Problem description. Which lines in the entries below contain the string "error"? Show each of them in full.

Data for this task.

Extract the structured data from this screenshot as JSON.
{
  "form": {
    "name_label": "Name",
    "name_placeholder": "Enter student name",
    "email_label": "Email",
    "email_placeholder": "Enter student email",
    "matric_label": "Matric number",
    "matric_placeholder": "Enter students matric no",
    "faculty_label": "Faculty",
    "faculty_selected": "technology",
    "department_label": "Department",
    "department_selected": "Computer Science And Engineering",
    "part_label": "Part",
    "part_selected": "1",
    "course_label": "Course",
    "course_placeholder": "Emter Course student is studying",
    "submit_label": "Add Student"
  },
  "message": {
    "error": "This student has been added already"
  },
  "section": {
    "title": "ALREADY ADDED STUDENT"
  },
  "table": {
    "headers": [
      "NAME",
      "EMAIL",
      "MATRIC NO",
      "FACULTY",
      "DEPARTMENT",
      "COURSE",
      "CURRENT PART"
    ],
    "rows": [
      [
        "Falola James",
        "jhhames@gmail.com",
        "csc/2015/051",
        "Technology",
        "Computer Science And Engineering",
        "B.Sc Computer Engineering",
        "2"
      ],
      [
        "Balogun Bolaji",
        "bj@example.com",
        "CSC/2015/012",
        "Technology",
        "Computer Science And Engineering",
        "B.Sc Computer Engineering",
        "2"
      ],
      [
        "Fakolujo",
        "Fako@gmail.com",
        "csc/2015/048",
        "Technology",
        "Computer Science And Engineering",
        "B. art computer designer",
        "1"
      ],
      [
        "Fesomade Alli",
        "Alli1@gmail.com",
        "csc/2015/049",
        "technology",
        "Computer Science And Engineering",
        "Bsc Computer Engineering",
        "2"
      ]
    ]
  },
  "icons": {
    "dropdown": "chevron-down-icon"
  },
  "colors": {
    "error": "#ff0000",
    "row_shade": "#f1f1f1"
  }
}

Reply to the exercise.
    "error": "This student has been added already"
    "error": "#ff0000",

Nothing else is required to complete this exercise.